                I’m talking specifically about credit bubbles created by excessive lending into housing rather than investment into industry. You know nothing about me.

                • michael flynn

                  The biggest cause of credit bubbles or booms and busts is human nature. You obviously know nothing about economic cycles and how the real world works. You are way out of your depth on the subject as you think far too rationally and logically about something that is massively affected by human nature. Just accept that human nature is the greatest force in the economy and then work out how it affects it. Then plan accordingly.

                  Let me give the best advice you have ever received. Beg borrow or steal as much money as you can get your hands on and invest it all in property in the North. In 7 years time you will be extremely wealthy.

                  Of course you won’t do this as you don’t understand how economic cycles work and can’t be bothered to learn about them even though you’ve got an expert like me pointing you in the right direction. Get that plane ticket booked for Russia. They will welcome you with open arms.

                  • JamesTennant
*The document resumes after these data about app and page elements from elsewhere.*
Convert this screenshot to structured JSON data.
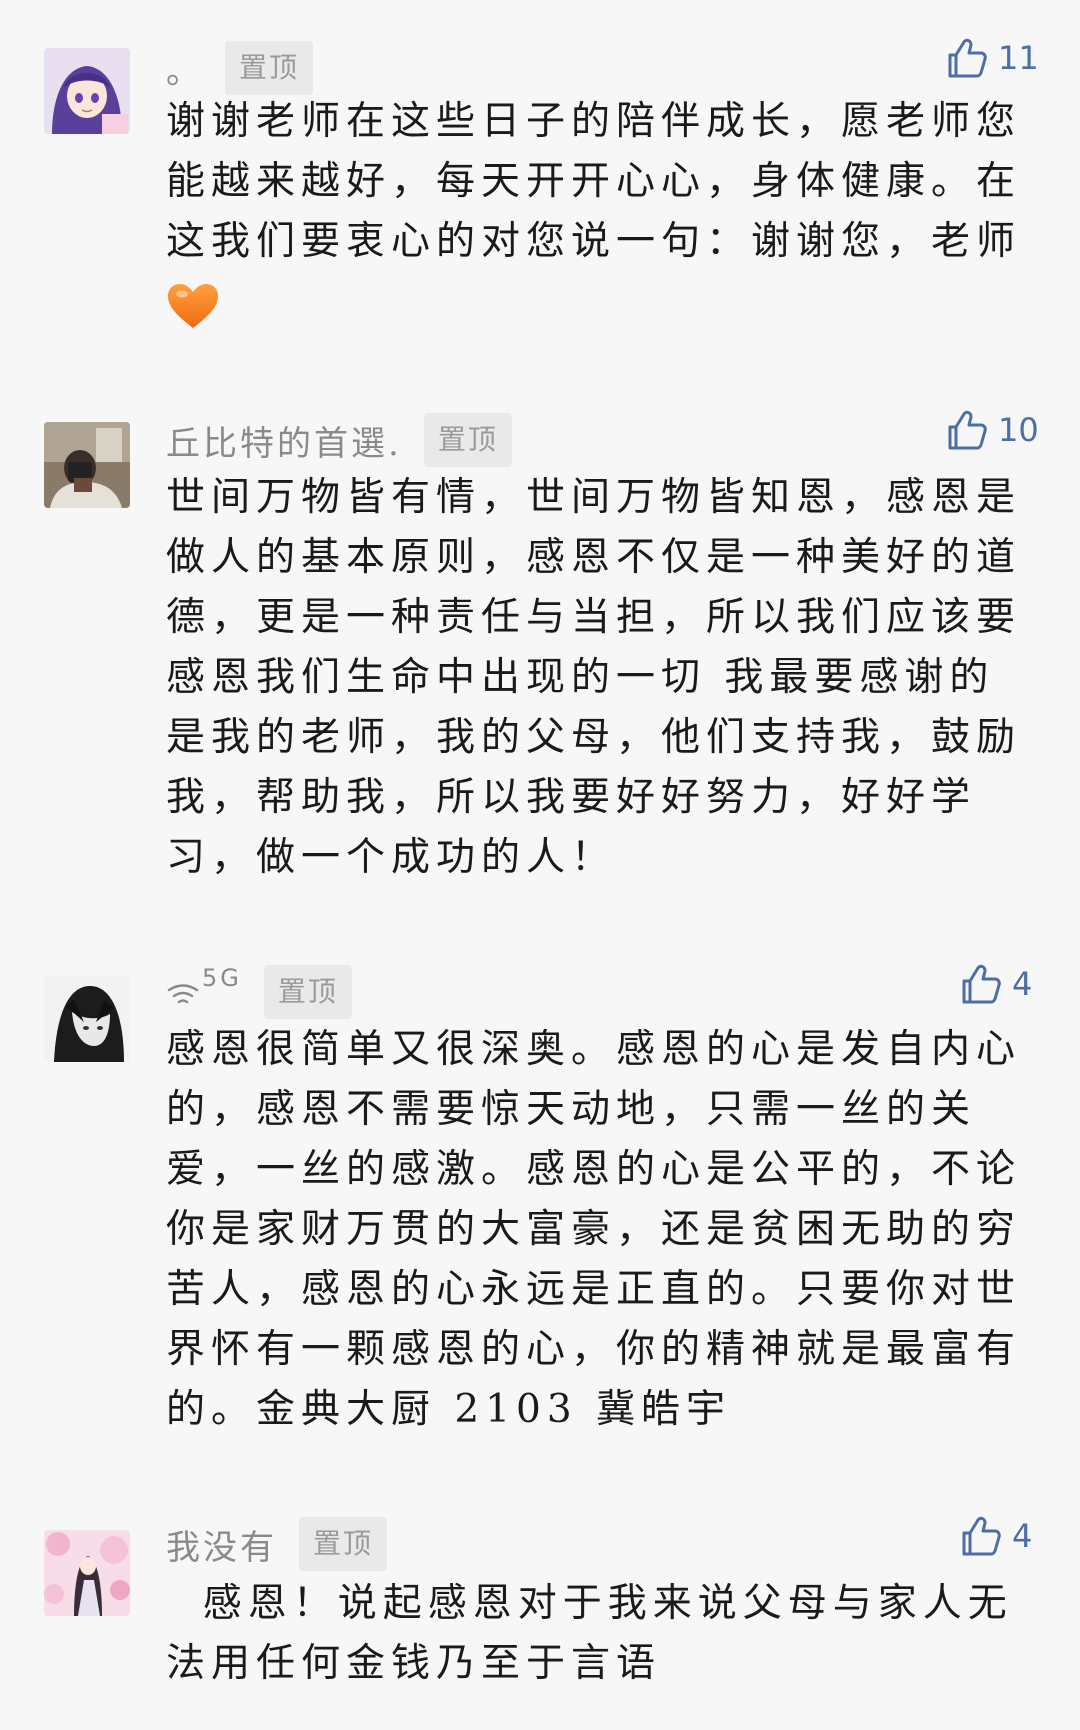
{
  "comments": [
    {
      "nickname": "。",
      "pinned_label": "置顶",
      "likes": "11",
      "avatar_icon": "anime-girl-avatar",
      "text": "谢谢老师在这些日子的陪伴成长，愿老师您能越来越好，每天开开心心，身体健康。在这我们要衷心的对您说一句：谢谢您，老师",
      "emoji": "orange-heart-icon"
    },
    {
      "nickname": "丘比特的首選.",
      "pinned_label": "置顶",
      "likes": "10",
      "avatar_icon": "photo-avatar",
      "text": "世间万物皆有情，世间万物皆知恩，感恩是做人的基本原则，感恩不仅是一种美好的道德，更是一种责任与当担，所以我们应该要感恩我们生命中出现的一切 我最要感谢的是我的老师，我的父母，他们支持我，鼓励我，帮助我，所以我要好好努力，好好学习，做一个成功的人！"
    },
    {
      "nickname": "5G",
      "nickname_icon": "wifi-icon",
      "pinned_label": "置顶",
      "likes": "4",
      "avatar_icon": "monochrome-anime-avatar",
      "text": "感恩很简单又很深奥。感恩的心是发自内心的，感恩不需要惊天动地，只需一丝的关爱，一丝的感激。感恩的心是公平的，不论你是家财万贯的大富豪，还是贫困无助的穷苦人，感恩的心永远是正直的。只要你对世界怀有一颗感恩的心，你的精神就是最富有的。金典大厨 2103 冀皓宇"
    },
    {
      "nickname": "我没有",
      "pinned_label": "置顶",
      "likes": "4",
      "avatar_icon": "cherry-blossom-avatar",
      "text": "  感恩！说起感恩对于我来说父母与家人无法用任何金钱乃至于言语"
    }
  ],
  "colors": {
    "background": "#f7f7f7",
    "like_blue": "#4c6ea8",
    "nickname_gray": "#8a8a8a",
    "pinned_bg": "#e9e9e9"
  }
}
                    I don’t believe you.

                  • Rico

                    The real cause of credit bubbles is money creation through the issue of new loans by banks, who create money from nothing according to rules laid down by the reserve bank of whatever country they function in. If this money creation goes unchecked then the money supply will increase according to exponential function leading to boom and eventual bust.
                    P.S, the clue is in the name “Credit” boom.

                    • michael flynn

                      I agree with everything you say. Who creates the credit? It is humans that decide how much credit is created. Humans make decisions based on human nature and not on logic. Until human nature is taken out of the equation then we will continue to have booms and busts. Therefore we will always have booms and busts because human nature cannot be taken out of the decision making process.

                      There are economic and property cycles. There is nothing that can be done to change this. Its best just to get used to this and take advantage. It is amazing how abysmally ignorant the vast majority of the population is is about economic cycles. Gordon Brown must go down as the most inept politician there has ever been for making the absurd claim that he had abolished boom and bust. It is very scary how unaware our politicians are of how the economy works.